Setting budgets for your business can be one of those important to-do’s that stays at the top of your list for a long time before it gets tackled. Small businesses, especially ones where employees wear multiple hats, are often the last ones to take a deep dive into examining budgets and setting goals for the upcoming year. Some business budgets are fairly straightforward, but the marketing budget is one that can look completely different from year to year. It’s often not just a question of how much to put in your marketing budget, it’s more likely a question of where to spend it.
Audiences and the marketing channels for reaching them have never been more complicated. It’s not enough to target a certain demographic within a specific education and income bracket; you must understand your customers’ habits and then reinforce their trust in your brand and products. The good news is that while marketing options have increased, so has a business’s ability to make sound decisions based on data.
Here are 4 things you can do to focus your marketing budget and yield impressive results:
- Identify Past Marketing Wins and Figure Out Why They Worked
Most small businesses can track their website’s Google Analytics and review data from email marketing campaigns. Review your analytics to find out the source of referral traffic. To do this, simply log in to your Google Analytics account and click on the “Acquisition” header and then click on “Referral.” This will tell you where your business is being found and what channel or tactic is creating the most engagement.
Business to Business organizations may find that social media sources such as LinkedIn provide quality traffic to their website, and those visitors tend to stay on their website longer than others. Other businesses have tremendous success with email campaigns that lead customers to an online purchase on their website.
Review the trends over time and look for patterns that can help you plan for the future. Repeat the successes that you are currently experiencing and move the initiatives up in priority.
- Set Marketing Goals that Align with your Business Goals
If one of your business goals is to become the leading authority on a specific topic or the leading provider of a certain service or product, your marketing goal should support this vision. Becoming an authority or being sought out as an expert is an organic process. People won’t trust you simply because you tell them they should. You need credible people and influencers to tell your customers and clients why you are the best, most knowledgeable resource in your industry.
Tactics that support this goal may include:
- Establishing a blog and updating it once per week
- Contributing one article per month to an industry publication or association website
- Pursuing interviews with your local news station to share news about your business
The beautiful thing about this tactic is that it is essentially available without any additional costs to your business. It requires time, and your time is obviously valuable but, these activities tend to yield impressive results long-term. The secret is consistency.
- Don’t Throw the Baby Out with the Bathwater
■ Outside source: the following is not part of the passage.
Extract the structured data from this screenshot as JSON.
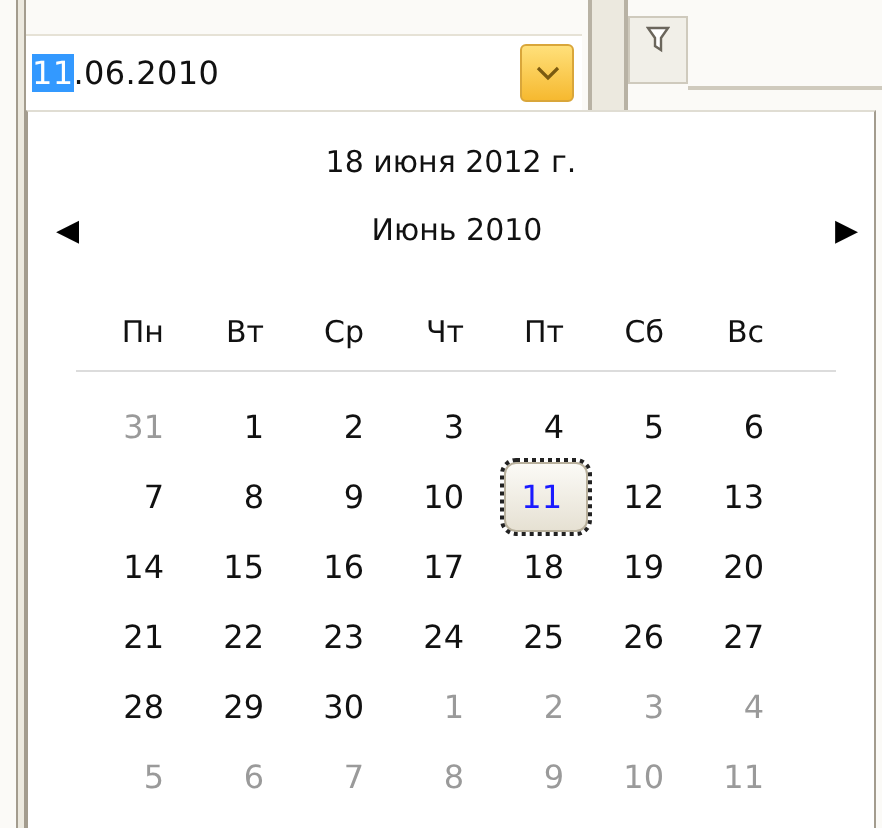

Approach shiny new objects with caution. Some of the most incredible innovations for targeted marketing have been developed in the last few years. It’s now legal to sell your data to corporations so they can market to you. Your digital footprint can be monitored and systems can be trained to follow you and deliver messages directly to your phone. We can even reverse engineer direct mail campaigns and find out your IP address to target you with digital ads at home.
We strongly advise a cautious approach to these mind-blowing digital marketing programs. Some of the options may be perfect to try with your existing customers and potential buyers. However, ditching tried and true practices to partake in a “too good to be true” digital marketing approach can be dangerous. When we work with clients on a digital targeting campaign, we always recommend pairing it with another tactic to support traditional marketing channels. It takes a lot of impressions to make someone take action. Meet them where they are, but don’t creep them out.
Brand loyalty is about trust. Tread with caution when using technologies that border on invasion of privacy. You may gain a few new customers but losing existing ones in the process is an outcome most businesses try to avoid.
- Prioritize Thoughtfully
Now that you’ve reviewed the available data and identified your most successful marketing programs, the most common step businesses take next is to simply repeat what worked and eliminate what didn’t. Stop right there.
Remember that success doesn’t happen because of one thing that you did. It is often a culmination of tactics that actually lead a customer to take action. Prioritize the tactics that produced the highest yields and then divide the remaining budget amongst multiple appropriate marketing channels.
Review the media habits of your target audience along with your own personal results and develop an integrated marketing plan that can catch your audience at work, in their car, at home or on the go. According to multiple industry surveys, a successful marketing program typically accounts for a budget between 7 and 12% of total revenue. Business to Consumer businesses typically spend more on marketing compared to Business to Business operations. No matter what category fits your company, the principles are the same.
Measuring the outcomes of a soft goal like thought leadership can be tricky. Some tips to track the impact of a thought leadership campaign include linking articles and stories to specific landing pages; gated website content that captures reader’s contact information; or asking callers how they found you or heard about you and keeping a log.
For more information on developing a successful marketing campaign for your small business, call Winger Marketing at 312-494-0422.